“The lighter the load, the farther it goes,” Smith said. “Every available opportunity to increase the amount of propellant is a good thing.”

“We feel pretty confident that we can begin to work with our current missile design with some modest improvements and some other things,” he added. “As we learn more about how we can control the flight path of the missile, there are things that we can do to definitely exceed 500 kilometers. How much farther? We’ve discussed that with the Army; I think they’re satisfied that we’ve got a good initial growth path.”

Future spiral development could also benefit efforts toward longer ranges, Smith explained, including a new rocket motor, a different propellant or other new technology.

Lockheed’s business development manager for LRPF, Misty Holmes, said while the company has focused on designing the missile for the Army’s 499-kilometer requirement, it is ensuring open architecture so capability can be spiraled in to achieve longer ranges.

In September, the LRPF Cross-Functional Team, which is part of Army Futures Command, spent time reviewing its science and technology investments for the next five-year defense plan, and Rafferty said the service is investing heavily during that time period in extended-range propulsion for PrSM.

“It looks like 700-750 kilometers out for this missile is entirely possible, potentially even longer,” Rafferty said.

“But it depends what we pursue,” he added, because “we are committed to the form factor of our launch pod container because we’re recapping our suite of launchers. The Army is going to be using the [High Mobility Artillery Rocket System] and the [Multiple Launch Rocket System] for a long time.”
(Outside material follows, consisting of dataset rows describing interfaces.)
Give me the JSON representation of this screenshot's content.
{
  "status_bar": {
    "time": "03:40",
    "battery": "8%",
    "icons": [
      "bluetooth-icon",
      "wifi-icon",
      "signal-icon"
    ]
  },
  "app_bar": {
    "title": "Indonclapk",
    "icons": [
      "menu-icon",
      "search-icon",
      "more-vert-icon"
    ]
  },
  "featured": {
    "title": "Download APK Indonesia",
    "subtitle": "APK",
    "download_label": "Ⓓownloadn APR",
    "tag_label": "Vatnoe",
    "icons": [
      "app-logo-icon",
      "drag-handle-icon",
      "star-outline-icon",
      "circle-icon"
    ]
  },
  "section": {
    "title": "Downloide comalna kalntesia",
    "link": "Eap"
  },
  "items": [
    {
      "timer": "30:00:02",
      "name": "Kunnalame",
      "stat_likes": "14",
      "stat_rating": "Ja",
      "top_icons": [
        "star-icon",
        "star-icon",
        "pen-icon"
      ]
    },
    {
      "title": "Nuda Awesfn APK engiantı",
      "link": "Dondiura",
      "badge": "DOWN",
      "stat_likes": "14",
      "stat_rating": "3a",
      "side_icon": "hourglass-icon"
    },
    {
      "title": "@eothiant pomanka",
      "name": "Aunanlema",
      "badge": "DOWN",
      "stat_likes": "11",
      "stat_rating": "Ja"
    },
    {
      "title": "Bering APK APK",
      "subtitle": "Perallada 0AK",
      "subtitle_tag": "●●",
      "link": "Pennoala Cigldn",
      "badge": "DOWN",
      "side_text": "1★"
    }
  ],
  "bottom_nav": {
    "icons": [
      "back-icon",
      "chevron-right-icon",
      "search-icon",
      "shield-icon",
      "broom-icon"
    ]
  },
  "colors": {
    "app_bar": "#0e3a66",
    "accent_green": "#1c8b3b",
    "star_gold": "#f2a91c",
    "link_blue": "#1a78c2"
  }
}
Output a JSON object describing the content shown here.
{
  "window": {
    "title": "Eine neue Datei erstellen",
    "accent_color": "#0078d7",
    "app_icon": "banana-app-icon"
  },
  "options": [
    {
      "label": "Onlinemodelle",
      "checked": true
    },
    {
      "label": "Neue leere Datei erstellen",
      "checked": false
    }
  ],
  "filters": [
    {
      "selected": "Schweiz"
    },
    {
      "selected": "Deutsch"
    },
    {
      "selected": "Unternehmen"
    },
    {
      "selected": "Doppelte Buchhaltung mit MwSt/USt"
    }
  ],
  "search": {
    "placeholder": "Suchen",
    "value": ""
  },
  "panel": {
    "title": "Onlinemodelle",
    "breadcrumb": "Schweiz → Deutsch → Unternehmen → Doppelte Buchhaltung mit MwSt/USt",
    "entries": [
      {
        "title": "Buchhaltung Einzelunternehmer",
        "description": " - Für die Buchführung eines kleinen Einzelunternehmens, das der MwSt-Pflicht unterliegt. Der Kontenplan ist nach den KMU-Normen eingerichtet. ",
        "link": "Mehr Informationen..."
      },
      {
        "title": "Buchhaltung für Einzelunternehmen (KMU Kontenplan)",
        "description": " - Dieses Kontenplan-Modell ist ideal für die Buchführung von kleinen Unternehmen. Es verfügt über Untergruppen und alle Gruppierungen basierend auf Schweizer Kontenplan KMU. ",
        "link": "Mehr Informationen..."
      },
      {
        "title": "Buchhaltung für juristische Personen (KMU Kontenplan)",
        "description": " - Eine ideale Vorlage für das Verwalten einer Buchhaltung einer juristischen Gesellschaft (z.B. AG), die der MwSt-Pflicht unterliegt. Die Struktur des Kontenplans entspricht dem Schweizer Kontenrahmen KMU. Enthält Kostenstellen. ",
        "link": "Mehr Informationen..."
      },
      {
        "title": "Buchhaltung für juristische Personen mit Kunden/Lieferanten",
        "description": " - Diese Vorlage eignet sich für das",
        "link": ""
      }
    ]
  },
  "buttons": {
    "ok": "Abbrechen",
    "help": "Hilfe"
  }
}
The service won’t do much more than recapitalize those systems with software updates and a face-lift, Rafferty said.

The new missiles “have got to fit inside our launch pod containers,” which will be designed to accommodate two missiles in a container as opposed to just one, he said, so that could be a limiting factor when it comes to pushing range.

“We’re not willing to sacrifice to get this extended range,” Rafferty said.

“The other thing to consider is that once we field this 500-plus-kilometer capability, our adversaries are going to make some adjustments," he added, "so let’s wait for a reaction before we do a counteraction.”

As the Army contemplates longer ranges for the PrSM, Raytheon and Lockheed have been preparing for their first test shots. Raytheon’s will take place in November, followed by Lockheed in December.

The schedule was delayed by 90 days due to a mishap at a subcontractor facility that both vendors are using, Rafferty told Defense News earlier this summer, but the service is now on track.

“We’re really kind of right on our schedule for getting the fourth quarter,” Lockheed’s Holmes said. “Some of the items that are left on the list is to get to range safety. We’re working closely with the customer to ensure that we can achieve all the requirements there, but we’re doing a lot of internal verification and validation of our software, our simulations, doing multiple flight worthiness test dry runs to make sure we understand all the environmental factors.”

Raytheon is running environmental tests of inert missiles to take into account factors like electromagnetic interference — “all those issues that you want to lay flat and fully understand before you actually fire a missile and send it downrange,” Smith explained.

The company is also working to qualify its Huntsville, Alabama-based Dynetics-built flight termination system. “That needs to be an extraordinarily reliable system. There is no room for failure if you decide that you need to terminate your task,” Smith said.

“The good news is that we are making really good progress, and that should get wrapped up in the weeks ahead,” he added. “We do not foresee that we will run into any issues that will preclude us from our flight test plan in November.”

The service is planning to field the base missile it chooses in 2023 through an urgent materiel release, and will then spiral technology into that missile so it can go after multidomain targets like moving ships, air defense systems and electronic warfare systems by 2025, followed by other spirals to include enhanced lethality, range, and a missile-delivered intelligence, surveillance and reconnaissance capability among other novel payloads.